- _BRIEF_: Among the entries, find the lines with the string "Telefon" and copy them.

Entries from a dataset of interfaces:
**********
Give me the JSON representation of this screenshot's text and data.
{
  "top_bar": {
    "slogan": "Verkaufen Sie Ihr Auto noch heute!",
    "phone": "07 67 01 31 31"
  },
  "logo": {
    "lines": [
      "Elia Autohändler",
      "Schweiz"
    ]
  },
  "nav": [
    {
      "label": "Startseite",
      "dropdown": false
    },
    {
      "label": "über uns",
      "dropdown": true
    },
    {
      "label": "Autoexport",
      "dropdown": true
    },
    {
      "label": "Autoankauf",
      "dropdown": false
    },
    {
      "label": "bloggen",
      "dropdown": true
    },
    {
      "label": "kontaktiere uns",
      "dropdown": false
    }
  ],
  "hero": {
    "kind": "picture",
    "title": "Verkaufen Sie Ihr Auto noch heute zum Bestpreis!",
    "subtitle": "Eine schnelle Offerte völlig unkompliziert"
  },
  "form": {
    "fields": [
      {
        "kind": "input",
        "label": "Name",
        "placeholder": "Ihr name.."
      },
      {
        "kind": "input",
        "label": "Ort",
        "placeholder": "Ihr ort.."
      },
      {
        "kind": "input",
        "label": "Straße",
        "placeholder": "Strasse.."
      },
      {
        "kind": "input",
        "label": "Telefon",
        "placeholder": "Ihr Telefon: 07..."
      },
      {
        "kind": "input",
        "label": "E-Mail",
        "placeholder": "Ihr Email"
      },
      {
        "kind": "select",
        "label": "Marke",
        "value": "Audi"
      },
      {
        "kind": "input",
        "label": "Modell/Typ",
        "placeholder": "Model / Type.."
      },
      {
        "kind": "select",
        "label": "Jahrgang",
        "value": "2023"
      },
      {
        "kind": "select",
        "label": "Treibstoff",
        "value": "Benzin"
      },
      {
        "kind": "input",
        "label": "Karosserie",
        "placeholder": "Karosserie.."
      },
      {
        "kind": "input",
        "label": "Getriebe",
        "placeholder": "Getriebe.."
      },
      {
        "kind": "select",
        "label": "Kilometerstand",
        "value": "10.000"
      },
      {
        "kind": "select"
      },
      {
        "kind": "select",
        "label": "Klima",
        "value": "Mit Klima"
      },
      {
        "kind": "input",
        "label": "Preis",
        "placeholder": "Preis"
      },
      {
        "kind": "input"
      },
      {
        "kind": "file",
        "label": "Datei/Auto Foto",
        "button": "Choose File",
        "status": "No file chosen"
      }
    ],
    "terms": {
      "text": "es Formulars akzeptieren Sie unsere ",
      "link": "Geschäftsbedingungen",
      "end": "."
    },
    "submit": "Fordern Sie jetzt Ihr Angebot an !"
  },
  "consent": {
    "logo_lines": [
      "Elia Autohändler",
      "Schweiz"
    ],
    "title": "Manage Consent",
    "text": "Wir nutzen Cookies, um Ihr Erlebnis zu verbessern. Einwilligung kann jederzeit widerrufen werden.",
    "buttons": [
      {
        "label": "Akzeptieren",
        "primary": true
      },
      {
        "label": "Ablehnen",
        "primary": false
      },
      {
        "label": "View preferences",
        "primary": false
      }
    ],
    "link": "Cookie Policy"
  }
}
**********
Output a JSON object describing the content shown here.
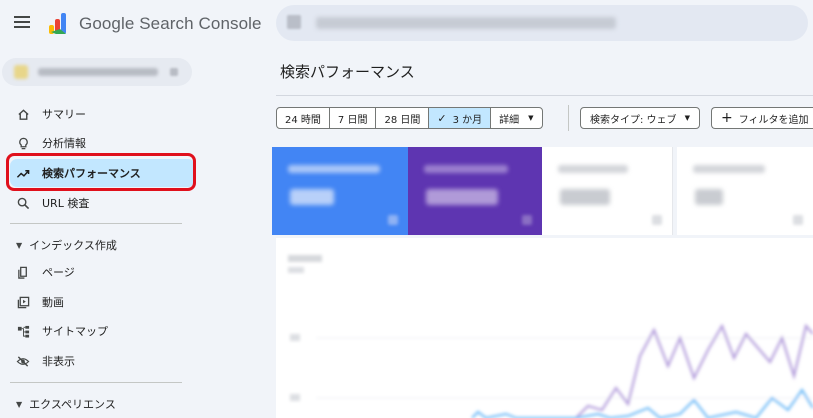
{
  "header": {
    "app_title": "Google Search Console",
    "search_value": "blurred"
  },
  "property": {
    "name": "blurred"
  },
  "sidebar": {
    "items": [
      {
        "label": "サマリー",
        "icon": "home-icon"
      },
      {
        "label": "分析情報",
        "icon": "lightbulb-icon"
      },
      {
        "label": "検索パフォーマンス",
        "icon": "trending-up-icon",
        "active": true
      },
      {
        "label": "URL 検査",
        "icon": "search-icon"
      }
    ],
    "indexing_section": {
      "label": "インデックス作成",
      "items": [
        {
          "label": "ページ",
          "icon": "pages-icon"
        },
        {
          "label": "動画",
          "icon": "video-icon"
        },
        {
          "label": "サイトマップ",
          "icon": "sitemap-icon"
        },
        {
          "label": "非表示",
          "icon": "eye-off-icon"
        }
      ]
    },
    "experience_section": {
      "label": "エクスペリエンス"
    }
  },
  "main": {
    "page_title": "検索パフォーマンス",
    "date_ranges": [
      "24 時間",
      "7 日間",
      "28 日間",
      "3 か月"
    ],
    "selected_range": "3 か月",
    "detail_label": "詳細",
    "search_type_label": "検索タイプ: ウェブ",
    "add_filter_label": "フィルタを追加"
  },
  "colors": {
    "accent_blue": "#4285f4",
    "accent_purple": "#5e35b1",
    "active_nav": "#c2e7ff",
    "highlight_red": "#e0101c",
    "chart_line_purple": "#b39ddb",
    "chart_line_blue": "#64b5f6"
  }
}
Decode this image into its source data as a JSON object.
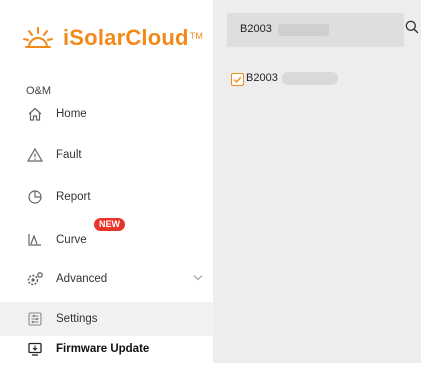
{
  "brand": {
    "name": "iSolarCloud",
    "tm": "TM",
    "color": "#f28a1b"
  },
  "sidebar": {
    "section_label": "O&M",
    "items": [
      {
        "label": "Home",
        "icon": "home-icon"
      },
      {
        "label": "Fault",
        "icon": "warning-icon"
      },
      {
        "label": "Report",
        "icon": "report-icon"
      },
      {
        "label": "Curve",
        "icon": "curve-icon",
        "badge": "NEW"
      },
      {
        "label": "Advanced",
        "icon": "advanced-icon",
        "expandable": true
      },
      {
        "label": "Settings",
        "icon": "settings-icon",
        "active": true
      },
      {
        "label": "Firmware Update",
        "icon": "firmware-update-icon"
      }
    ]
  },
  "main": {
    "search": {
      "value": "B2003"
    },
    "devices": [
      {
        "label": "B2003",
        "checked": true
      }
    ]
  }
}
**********
- _TASK SOLUTION_:
        "label": "Telefon",
        "placeholder": "Ihr Telefon: 07..."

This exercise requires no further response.